I used to have a friend who began each day with a quiet prayer to his Redeemer, “Oh Lord, where would Thy Spirit lead me today?” This retired fellow offered that prayer and then went out and shared the Gospel of Jesus Christ with anyone the Lord led into his path. Dr. D. James Kennedy once told me that this man had led more people to Christ than anyone he had ever known. Why? The old Christian gentleman opened His life to God the Spirit and was led by the Spirit to fulfill God’s purposes in the world.
He is the God who convicts the world of sin. He calls us to see our true state. He is the God who convicts the world of righteousness. He opens our hearts to receive the resurrected and living Christ. He is the God of judgement, for the Holy Spirit reveals in His Word the death of death in the death of Christ. He reveals, in short, the Gospel, to everyone who would be saved. You cannot be saved without the power of the Holy Spirit.
He is the God who guides. He guides the believer to God’s will. He guards the believer from error, He guarantees the glorious power that raised Jesus from the dead will raise you.
So the Holy Spirit has a ministry to bring in the elect and to build up the elect. The Holy Spirit is God.
You too will be led as you pray that prayer. Spirit of the living God fall fresh on me.
The “final crate” load of rich nutrients from John 14 is this: The Holy Spirit is not only a Gift, not only God, but:
III. The Holy Spirit is a Giver
In this passage, we see that the Holy Spirit gives truth. He gives you the Word as a Teacher of the truth (17, 26). The Holy Spirit is the giver of sacred memory. Yes, He not only is creating the sacred encounter, introducing you to Jesus, but He brings Him to your hime. He gives you recall of Jesus in your life and His teachings (26). I love this truth. I love that the Holy Spirit reminds us of Christ in us. And this is how I want to conclude this.
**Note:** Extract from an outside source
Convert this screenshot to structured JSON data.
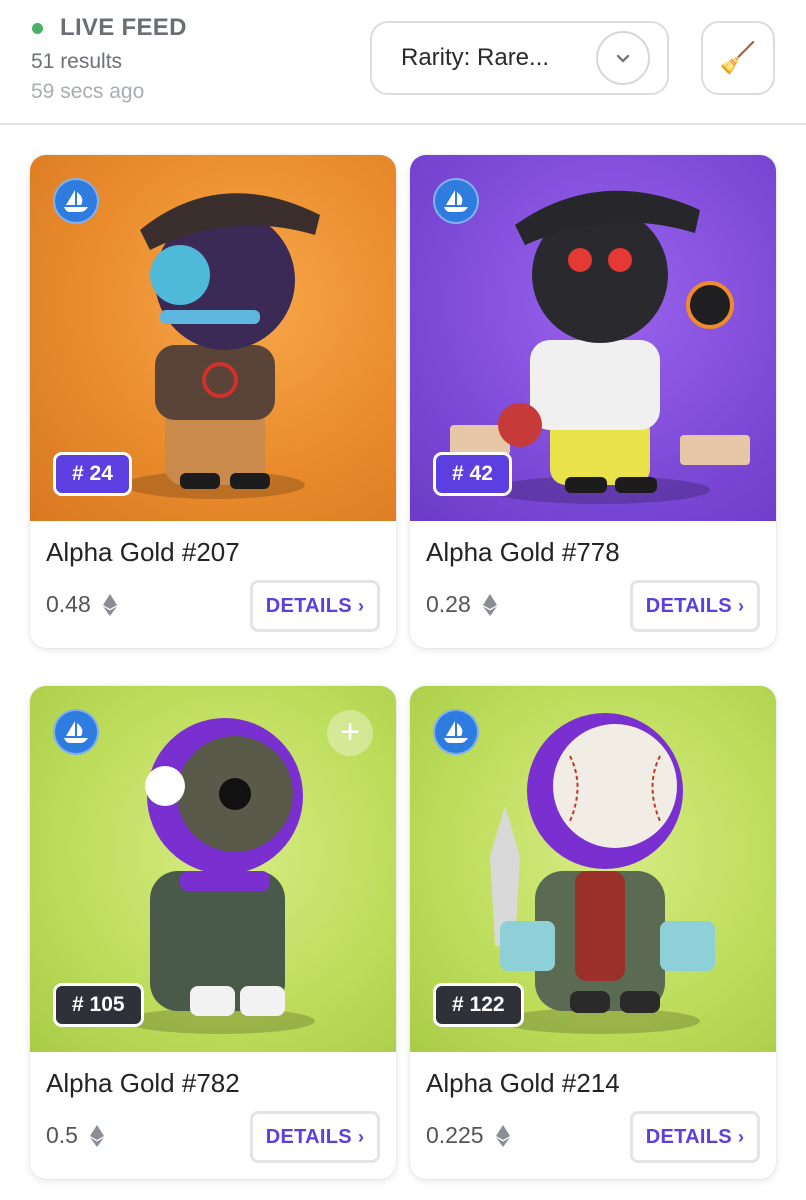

When I teach pastoral theology, as I am doing now, I tell our students that the power of your ministry is always to remember the sacred encounter that you had with Jesus. Who is the One who causes you to remember in the hard times of ministry and life?
I once was a prodigal son. I went far from the things of God, to my everlasting shame. While I was in the world, my Aunt Eva who adopted me as her son, never stopped praying for me. She was always there, even when I was in the hog pen of life. I remember when I felt that I had lost all, I came to her and lay my head on her lap, as I had done so often as a child, and I wept. She stroked my hair and she told me to take my pain to Christ, to remember how He had kept me through many trials.
Quietly but intentionally Aunt Eva guided me back to Jesus.
That is the ministry of the Holy Spirit to the disciples in their hardest times. That is the ministry to ministers in their hardest times today. That is the ministry of the Holy Spirit to every disciple who comes to lay her head upon the Lord. He receives us. But He always quietly calls us to remember Jesus.
Today, for just a moment, let us go the Lord, ask for the power of His Spirit to remember how He first brought us to Jesus: through our parents, a coach, a pastor, or maybe a book. But somewhere we had that sacred encounter. We had those first days when we walked with Him, when He taught us, and when we wanted to devour His Word. Let us remember. And let us worship Jesus. And when we do we are bound to declare that this is not the work of our own. This is God at work within us. This is the Spirit of Truth. Then, as we worship Christ in our hearts, we are bound to declare,
“I believe in the Holy Spirit.”